Your Guide to Root Canal Procedures

Posted on: 18 February 2020

If your dentist recommends a root canal procedure to you, then he or she is really trying to save your tooth. When you have a tooth that has gotten to the stage at which a root canal treatment is required, usually the only other viable option is to extract it completely. Therefore, it is something that you should have done sooner rather than later because it is always better to try and hang on to as many natural teeth in your mouth as possible. Although false teeth can be effective, they are not as reliable as natural ones. Read on to find out more about root canal procedures.

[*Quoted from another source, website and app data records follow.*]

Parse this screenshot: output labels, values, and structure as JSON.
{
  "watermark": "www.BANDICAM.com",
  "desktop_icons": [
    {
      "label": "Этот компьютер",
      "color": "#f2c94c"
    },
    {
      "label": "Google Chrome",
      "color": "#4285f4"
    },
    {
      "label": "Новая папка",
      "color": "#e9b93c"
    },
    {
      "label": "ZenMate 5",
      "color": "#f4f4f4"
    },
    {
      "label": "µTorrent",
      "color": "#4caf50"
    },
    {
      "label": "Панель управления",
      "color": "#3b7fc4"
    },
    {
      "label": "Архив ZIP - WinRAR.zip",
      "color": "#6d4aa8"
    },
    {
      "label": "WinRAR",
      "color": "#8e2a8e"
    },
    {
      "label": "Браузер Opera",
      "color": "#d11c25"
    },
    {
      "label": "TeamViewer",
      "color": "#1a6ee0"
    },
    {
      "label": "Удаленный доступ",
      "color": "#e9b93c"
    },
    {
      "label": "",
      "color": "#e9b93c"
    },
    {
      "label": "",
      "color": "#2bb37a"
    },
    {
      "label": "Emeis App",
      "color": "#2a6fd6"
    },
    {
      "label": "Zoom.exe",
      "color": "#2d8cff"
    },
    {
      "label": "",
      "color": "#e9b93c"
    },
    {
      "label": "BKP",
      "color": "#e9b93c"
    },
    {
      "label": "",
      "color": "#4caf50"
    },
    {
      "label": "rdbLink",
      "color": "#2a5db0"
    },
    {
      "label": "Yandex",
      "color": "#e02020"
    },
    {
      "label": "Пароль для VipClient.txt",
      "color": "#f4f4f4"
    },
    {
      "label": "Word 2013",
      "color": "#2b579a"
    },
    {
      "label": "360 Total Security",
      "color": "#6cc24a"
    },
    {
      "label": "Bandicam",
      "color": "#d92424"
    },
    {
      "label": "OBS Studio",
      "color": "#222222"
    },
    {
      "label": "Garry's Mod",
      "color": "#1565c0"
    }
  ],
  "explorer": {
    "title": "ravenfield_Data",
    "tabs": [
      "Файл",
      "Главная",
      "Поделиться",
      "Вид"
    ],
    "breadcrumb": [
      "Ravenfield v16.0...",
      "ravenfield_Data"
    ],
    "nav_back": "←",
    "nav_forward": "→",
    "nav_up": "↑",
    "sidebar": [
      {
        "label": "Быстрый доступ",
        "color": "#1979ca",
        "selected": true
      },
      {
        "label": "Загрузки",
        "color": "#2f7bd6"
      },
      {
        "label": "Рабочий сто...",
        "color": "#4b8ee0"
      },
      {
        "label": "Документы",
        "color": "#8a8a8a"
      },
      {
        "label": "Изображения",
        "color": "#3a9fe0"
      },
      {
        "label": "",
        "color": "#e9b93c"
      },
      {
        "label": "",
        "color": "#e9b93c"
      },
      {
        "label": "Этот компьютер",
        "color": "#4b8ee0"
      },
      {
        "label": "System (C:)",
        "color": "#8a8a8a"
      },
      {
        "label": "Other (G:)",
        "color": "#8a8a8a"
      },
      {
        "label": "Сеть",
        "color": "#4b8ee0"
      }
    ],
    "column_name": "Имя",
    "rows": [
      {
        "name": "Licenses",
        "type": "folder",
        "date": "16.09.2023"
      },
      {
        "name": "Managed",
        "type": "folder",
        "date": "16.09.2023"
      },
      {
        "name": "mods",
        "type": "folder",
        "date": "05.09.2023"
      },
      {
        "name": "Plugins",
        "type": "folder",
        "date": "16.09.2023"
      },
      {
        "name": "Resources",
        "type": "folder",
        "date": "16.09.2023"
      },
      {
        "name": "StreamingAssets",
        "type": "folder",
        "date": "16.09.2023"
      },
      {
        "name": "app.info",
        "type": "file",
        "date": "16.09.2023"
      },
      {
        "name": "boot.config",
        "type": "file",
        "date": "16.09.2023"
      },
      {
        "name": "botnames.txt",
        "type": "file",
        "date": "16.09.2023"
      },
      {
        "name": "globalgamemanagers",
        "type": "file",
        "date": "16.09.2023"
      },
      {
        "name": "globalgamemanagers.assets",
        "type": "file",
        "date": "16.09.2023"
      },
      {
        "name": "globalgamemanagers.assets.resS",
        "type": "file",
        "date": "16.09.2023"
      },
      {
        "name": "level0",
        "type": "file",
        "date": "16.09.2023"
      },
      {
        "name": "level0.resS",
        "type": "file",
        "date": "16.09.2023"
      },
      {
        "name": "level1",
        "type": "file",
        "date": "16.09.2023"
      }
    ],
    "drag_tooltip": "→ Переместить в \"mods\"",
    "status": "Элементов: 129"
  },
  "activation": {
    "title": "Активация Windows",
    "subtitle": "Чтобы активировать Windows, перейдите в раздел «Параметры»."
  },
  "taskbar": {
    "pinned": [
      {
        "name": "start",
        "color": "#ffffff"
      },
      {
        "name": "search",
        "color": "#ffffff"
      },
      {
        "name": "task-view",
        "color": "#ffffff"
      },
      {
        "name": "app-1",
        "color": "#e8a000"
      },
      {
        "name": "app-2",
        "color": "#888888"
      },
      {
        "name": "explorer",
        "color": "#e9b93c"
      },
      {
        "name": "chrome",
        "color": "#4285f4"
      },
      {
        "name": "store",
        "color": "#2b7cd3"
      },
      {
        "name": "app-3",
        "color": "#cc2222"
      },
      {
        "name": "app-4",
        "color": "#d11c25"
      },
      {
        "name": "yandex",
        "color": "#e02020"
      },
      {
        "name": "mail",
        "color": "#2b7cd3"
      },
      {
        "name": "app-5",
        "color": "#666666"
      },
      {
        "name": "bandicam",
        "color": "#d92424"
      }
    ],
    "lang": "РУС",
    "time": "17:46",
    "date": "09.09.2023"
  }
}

How Do You Know If a Root Canal Treatment Is Needed?

Most dentists can tell soon after inspecting a rotting tooth that it will be unsuited to a normal filling. This is because a bacterial infection will have gotten inside the tooth, so a filling will simply trap it inside. Digging out the pulp of a tooth by forming a channel into it means a more permanent tooth repair job can occur. Patients usually know the tooth in question is in this state because they feel pain when biting, and there is oozing pus or swelling that affects the gum or the cheek.

What Happens During a Root Canal Procedure?

From the patient's point of view, it is much like having a normal filling. A local anaesthetic is administered so that you won't feel the dentist going about his or her work. If the canal needs to be drilled out, then you will hear some whirring noises, but this is quite normal and nothing to worry about. Once the infected pulp is removed, the hole in the tooth is backfilled. Most root canal treatments result in a healthy tooth that will last for a decade or more.

How Can You Improve the Rate of Recovery Following a Root Canal?

You may experience some discomfort once your anaesthetic wears off. An over-the-counter painkiller should be enough to relieve you of this. If pain or swelling persists, then return to your dentist for another inspection. To give the repaired tooth the best chance of a full recovery, you should use a mouthwash every day to kill off any remaining bacteria. Brush carefully, especially around the tooth in question, and avoid food with sugar in it. For more information about root canal treatment, reach out to a dentist near you.